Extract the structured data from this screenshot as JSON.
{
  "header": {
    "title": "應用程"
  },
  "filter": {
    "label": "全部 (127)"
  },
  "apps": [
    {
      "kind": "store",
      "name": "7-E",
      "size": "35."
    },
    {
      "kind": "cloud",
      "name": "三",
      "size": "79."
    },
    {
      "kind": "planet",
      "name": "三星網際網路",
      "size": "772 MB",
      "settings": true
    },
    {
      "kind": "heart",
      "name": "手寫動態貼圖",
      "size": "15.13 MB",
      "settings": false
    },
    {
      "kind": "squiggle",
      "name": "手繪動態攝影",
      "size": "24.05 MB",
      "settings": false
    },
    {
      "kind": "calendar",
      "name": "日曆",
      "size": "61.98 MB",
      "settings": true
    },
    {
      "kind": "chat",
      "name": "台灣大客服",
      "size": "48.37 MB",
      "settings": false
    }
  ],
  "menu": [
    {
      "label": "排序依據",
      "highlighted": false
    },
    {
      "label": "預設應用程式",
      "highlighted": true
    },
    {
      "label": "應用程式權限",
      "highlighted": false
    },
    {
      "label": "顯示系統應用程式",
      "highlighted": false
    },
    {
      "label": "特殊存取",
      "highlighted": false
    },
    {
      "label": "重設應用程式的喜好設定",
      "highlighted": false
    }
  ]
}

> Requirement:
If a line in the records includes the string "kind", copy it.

> Reply:
      "kind": "store",
      "kind": "cloud",
      "kind": "planet",
      "kind": "heart",
      "kind": "squiggle",
      "kind": "calendar",
      "kind": "chat",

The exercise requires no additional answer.